====== Supplied records

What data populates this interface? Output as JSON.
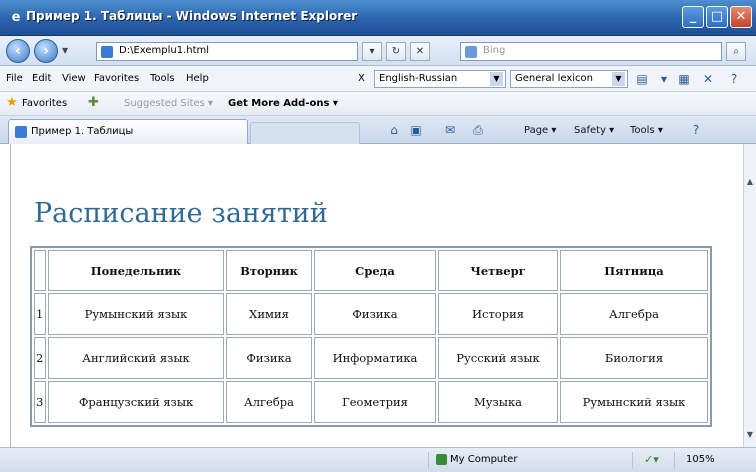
{
  "window": {
    "title": "Пример 1. Таблицы - Windows Internet Explorer",
    "min_label": "_",
    "max_label": "□",
    "close_label": "✕"
  },
  "navbar": {
    "back_icon": "back-arrow-icon",
    "forward_icon": "forward-arrow-icon",
    "address": "D:\\Exemplu1.html",
    "refresh_label": "↻",
    "stop_label": "✕",
    "search_placeholder": "Bing",
    "search_button": "⌕"
  },
  "menu": {
    "items": [
      "File",
      "Edit",
      "View",
      "Favorites",
      "Tools",
      "Help"
    ],
    "translate_close": "X",
    "translation_direction": "English-Russian",
    "dictionary": "General lexicon"
  },
  "favorites": {
    "label": "Favorites",
    "suggested": "Suggested Sites ▾",
    "addons": "Get More Add-ons ▾"
  },
  "tab": {
    "label": "Пример 1. Таблицы",
    "commands": [
      "Page ▾",
      "Safety ▾",
      "Tools ▾"
    ]
  },
  "page": {
    "heading": "Расписание занятий",
    "table": {
      "headers": [
        "",
        "Понедельник",
        "Вторник",
        "Среда",
        "Четверг",
        "Пятница"
      ],
      "rows": [
        {
          "num": "1",
          "cells": [
            "Румынский язык",
            "Химия",
            "Физика",
            "История",
            "Алгебра"
          ]
        },
        {
          "num": "2",
          "cells": [
            "Английский язык",
            "Физика",
            "Информатика",
            "Русский язык",
            "Биология"
          ]
        },
        {
          "num": "3",
          "cells": [
            "Французский язык",
            "Алгебра",
            "Геометрия",
            "Музыка",
            "Румынский язык"
          ]
        }
      ]
    }
  },
  "status": {
    "zone": "My Computer",
    "zoom": "105%"
  },
  "colors": {
    "titlebar": "#2a63ad",
    "heading": "#2f6a96",
    "chrome": "#dfe8f4"
  }
}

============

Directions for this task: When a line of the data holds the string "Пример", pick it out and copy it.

Solution to this exercise:
    "title": "Пример 1. Таблицы - Windows Internet Explorer",
    "label": "Пример 1. Таблицы",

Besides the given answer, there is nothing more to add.